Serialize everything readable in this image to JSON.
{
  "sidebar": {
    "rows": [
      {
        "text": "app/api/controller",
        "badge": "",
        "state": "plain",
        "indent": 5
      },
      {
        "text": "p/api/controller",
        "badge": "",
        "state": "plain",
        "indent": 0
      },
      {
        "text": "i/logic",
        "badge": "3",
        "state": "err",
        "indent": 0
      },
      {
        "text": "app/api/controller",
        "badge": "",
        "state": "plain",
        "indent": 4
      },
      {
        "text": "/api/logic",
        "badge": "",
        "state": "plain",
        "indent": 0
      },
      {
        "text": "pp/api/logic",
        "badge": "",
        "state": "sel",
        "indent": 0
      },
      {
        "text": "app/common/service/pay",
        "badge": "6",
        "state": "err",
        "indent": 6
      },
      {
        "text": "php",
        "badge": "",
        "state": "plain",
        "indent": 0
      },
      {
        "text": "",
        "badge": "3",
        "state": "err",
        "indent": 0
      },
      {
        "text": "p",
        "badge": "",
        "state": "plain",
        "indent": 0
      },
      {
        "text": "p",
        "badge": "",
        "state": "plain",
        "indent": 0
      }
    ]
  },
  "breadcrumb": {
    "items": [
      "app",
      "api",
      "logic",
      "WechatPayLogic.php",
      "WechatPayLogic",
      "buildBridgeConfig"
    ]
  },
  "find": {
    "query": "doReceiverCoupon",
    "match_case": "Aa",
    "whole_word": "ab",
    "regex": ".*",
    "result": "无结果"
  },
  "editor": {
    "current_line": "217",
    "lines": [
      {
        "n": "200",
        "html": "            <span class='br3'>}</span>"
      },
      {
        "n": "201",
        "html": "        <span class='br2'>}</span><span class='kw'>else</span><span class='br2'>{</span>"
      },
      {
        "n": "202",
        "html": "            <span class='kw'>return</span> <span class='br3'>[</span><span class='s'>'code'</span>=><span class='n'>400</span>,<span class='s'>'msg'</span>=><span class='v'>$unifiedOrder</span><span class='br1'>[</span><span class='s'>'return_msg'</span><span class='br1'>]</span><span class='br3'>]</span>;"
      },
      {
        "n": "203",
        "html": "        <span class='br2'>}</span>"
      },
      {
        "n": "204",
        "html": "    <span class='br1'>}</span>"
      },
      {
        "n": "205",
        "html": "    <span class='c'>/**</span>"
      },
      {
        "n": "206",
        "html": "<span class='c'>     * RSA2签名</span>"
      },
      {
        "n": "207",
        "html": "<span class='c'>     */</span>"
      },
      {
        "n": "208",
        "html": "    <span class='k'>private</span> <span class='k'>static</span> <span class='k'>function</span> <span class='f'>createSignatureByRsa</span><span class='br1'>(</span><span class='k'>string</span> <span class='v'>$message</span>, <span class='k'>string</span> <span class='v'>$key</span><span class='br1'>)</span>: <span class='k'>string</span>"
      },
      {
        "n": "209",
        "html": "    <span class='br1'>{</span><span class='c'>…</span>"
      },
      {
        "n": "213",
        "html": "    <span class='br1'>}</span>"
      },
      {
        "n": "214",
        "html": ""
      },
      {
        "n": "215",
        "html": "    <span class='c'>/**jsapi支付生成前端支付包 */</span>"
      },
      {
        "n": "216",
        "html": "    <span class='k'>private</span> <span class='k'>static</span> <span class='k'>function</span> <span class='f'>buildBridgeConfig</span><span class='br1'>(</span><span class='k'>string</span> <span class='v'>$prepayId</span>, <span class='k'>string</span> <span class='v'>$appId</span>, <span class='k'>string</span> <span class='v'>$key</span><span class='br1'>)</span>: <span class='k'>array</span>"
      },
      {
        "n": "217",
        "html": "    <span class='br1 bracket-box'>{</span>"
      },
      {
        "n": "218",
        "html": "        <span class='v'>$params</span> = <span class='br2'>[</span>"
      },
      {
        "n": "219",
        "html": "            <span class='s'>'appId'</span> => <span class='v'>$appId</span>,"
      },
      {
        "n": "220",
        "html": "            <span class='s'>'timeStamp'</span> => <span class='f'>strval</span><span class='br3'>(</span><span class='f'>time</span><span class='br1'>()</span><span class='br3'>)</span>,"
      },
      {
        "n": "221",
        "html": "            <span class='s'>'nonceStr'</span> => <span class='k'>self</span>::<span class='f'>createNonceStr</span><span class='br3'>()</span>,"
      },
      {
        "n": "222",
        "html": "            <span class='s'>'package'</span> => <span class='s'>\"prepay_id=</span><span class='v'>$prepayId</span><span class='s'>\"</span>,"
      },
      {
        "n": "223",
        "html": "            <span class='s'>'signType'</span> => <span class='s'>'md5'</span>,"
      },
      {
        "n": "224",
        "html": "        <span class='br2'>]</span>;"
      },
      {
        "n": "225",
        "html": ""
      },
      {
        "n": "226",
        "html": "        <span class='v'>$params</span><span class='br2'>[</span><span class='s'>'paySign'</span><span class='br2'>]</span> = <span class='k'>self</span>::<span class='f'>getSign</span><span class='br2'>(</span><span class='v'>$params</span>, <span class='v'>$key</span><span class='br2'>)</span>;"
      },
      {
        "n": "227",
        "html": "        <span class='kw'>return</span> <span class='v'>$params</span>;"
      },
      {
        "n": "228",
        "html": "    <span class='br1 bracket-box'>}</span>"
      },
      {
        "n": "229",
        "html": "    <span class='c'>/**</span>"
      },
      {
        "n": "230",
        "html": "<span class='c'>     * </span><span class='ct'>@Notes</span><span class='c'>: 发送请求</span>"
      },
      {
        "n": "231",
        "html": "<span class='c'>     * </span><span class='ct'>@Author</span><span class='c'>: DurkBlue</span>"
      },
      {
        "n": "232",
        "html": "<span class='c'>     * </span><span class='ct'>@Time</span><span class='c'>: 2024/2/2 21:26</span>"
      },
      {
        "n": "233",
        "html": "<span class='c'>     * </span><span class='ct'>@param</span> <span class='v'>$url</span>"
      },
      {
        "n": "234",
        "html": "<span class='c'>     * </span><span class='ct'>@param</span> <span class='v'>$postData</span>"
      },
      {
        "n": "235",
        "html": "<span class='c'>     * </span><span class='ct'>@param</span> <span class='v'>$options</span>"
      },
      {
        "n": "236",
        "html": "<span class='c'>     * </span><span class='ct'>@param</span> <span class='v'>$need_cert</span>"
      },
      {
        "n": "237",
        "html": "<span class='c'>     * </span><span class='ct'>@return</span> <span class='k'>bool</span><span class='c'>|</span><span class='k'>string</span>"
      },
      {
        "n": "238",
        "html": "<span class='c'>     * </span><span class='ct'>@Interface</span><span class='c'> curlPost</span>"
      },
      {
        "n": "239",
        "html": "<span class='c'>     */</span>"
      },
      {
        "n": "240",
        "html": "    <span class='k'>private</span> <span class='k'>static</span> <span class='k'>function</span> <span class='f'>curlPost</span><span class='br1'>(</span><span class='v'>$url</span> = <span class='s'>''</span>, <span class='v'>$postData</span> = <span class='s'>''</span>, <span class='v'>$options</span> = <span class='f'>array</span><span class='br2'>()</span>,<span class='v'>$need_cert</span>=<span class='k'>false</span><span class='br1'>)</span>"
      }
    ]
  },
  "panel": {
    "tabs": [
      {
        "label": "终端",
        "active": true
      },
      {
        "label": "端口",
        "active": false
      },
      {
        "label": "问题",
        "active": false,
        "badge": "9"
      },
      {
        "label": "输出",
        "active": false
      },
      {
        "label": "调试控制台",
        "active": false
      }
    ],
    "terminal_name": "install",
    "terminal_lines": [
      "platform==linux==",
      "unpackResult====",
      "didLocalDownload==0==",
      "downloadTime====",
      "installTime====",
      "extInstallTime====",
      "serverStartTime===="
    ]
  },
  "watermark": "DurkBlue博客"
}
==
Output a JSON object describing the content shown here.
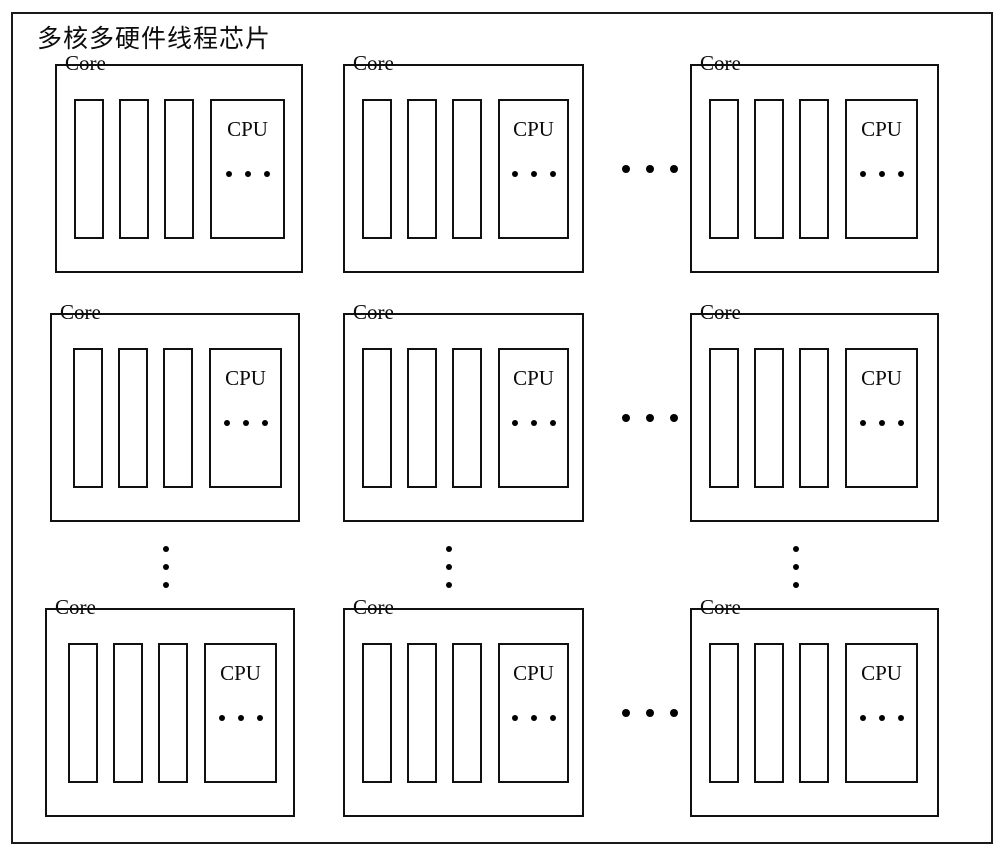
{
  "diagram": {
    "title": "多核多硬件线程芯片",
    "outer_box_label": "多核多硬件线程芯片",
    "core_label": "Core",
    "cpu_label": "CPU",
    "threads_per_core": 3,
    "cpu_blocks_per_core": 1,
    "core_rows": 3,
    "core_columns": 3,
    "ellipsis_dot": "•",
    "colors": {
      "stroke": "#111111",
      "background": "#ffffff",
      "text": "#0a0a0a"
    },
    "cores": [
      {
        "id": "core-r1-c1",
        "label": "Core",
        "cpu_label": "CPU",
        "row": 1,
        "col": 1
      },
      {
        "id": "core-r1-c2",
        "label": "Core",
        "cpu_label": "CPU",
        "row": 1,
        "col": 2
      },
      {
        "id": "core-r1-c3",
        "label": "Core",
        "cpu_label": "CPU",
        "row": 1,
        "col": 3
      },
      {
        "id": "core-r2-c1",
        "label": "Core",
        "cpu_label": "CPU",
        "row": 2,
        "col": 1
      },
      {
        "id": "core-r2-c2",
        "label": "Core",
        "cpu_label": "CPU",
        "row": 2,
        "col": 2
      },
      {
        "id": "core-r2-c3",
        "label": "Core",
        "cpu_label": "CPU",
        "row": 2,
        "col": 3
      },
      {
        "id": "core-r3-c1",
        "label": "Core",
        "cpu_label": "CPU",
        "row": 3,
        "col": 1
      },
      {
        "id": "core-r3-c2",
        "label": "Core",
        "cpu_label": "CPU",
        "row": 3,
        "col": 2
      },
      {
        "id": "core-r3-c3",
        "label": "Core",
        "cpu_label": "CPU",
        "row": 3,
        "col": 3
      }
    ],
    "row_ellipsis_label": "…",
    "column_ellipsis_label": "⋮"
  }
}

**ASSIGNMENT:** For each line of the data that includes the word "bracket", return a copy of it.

**TASK OUTPUT:**
        "html": "    <span class='br1 bracket-box'>{</span>"
        "html": "    <span class='br1 bracket-box'>}</span>"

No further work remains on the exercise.